_SUPPLIED RECORDS_
● ● ● ● ● ● ●

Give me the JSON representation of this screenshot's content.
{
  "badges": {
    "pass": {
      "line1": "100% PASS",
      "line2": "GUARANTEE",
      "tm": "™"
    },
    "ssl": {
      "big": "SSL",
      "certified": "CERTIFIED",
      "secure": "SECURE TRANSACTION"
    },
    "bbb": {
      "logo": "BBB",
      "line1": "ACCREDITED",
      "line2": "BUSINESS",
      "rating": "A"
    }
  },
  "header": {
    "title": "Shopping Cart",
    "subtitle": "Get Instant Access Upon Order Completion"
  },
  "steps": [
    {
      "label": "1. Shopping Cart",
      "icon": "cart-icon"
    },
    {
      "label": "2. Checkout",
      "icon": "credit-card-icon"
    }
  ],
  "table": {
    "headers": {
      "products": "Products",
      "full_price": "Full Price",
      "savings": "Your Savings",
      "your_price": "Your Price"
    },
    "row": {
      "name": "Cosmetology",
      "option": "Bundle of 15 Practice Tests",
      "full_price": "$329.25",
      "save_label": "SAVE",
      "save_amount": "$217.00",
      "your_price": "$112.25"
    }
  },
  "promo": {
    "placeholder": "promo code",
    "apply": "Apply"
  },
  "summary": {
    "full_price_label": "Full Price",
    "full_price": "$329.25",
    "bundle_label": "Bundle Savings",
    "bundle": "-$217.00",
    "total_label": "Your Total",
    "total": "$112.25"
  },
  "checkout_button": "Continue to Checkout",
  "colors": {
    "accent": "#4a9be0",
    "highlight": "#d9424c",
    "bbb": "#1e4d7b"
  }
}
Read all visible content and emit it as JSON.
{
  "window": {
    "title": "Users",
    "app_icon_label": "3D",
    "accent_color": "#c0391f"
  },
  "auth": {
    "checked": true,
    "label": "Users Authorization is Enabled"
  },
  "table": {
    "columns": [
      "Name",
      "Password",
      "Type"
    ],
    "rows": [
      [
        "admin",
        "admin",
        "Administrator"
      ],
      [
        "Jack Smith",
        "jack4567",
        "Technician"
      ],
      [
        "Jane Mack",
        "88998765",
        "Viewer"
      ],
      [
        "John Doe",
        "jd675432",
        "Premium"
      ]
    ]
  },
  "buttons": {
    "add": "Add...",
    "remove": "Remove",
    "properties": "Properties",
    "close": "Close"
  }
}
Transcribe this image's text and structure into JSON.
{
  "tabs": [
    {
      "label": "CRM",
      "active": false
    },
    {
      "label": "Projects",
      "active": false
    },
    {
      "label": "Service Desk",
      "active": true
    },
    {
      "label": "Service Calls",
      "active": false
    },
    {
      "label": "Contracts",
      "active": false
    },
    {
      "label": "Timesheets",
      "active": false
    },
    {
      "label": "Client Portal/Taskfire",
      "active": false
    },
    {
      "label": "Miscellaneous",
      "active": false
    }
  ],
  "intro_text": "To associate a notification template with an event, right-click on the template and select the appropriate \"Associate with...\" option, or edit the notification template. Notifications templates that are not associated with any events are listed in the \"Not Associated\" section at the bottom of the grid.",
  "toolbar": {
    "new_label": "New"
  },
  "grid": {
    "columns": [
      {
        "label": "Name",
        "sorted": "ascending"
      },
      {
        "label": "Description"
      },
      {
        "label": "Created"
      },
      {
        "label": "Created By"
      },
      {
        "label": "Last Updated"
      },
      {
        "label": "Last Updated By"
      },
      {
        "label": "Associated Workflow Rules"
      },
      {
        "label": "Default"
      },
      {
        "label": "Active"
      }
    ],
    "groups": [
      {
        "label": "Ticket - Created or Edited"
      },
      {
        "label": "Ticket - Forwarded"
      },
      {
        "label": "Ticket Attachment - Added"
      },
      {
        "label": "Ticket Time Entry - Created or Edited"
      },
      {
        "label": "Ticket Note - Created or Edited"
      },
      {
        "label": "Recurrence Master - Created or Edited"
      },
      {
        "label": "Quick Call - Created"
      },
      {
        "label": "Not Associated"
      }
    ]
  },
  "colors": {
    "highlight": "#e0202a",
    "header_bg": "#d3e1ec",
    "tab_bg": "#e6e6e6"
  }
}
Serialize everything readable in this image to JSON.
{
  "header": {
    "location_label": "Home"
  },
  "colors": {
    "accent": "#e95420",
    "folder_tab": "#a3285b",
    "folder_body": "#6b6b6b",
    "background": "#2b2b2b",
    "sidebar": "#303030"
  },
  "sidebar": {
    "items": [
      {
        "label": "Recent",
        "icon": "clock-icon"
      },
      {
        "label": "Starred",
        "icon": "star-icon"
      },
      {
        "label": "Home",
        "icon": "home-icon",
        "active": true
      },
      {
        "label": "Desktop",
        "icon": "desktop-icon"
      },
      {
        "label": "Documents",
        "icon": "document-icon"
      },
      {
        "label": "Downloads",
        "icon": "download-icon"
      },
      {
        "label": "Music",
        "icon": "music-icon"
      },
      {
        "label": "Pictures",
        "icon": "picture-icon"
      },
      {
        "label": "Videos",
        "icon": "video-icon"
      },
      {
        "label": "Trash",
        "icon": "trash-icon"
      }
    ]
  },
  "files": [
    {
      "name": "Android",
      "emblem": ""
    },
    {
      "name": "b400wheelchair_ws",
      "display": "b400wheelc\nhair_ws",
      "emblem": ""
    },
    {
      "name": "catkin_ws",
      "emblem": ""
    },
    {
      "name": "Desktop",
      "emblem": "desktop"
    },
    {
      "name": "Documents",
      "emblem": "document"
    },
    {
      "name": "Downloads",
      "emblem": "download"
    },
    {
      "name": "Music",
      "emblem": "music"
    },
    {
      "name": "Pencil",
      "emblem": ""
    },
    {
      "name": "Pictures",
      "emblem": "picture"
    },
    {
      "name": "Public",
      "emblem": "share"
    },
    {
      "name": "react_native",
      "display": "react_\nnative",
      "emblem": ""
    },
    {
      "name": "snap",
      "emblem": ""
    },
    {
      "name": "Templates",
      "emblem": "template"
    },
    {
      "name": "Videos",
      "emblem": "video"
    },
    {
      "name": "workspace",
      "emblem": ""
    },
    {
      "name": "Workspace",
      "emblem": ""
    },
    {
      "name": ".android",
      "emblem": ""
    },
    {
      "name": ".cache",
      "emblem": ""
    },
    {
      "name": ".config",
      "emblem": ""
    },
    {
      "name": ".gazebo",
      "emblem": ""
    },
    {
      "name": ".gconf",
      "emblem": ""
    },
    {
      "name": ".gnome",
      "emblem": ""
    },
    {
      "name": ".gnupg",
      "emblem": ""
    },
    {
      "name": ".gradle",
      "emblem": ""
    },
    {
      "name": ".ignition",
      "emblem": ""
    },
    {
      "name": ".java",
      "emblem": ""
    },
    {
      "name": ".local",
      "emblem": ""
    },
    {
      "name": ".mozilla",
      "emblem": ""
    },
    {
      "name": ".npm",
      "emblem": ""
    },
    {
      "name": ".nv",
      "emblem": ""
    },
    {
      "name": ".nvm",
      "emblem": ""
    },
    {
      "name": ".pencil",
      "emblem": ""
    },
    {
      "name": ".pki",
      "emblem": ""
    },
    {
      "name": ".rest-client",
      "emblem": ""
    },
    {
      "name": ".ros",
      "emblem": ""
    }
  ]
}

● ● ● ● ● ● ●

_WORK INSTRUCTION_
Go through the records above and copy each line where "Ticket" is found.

_FINISHED TASK_
        "label": "Ticket - Created or Edited"
        "label": "Ticket - Forwarded"
        "label": "Ticket Attachment - Added"
        "label": "Ticket Time Entry - Created or Edited"
        "label": "Ticket Note - Created or Edited"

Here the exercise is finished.